### [TASK BRIEF]
Within the lines below, find those that hold the string "placeholder" and copy each one.

[Entries taken from a collection]
* * * * *

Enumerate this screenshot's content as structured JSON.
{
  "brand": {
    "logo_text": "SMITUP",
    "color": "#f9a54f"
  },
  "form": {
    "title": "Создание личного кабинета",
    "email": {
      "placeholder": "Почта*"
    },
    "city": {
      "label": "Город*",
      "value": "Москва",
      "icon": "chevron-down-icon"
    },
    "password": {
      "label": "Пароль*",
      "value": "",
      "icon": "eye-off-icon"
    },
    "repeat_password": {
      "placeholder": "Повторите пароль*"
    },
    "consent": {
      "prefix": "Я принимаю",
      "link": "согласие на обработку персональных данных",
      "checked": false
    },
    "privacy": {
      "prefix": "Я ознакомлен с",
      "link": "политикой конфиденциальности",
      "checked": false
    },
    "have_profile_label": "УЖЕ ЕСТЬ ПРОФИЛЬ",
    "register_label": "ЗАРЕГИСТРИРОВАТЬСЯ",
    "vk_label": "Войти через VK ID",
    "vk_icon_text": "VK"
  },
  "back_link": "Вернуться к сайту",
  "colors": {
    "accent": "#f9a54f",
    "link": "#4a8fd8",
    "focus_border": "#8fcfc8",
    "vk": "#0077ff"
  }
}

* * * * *

### [PROBLEM SOLUTION]
      "placeholder": "Почта*"
      "placeholder": "Повторите пароль*"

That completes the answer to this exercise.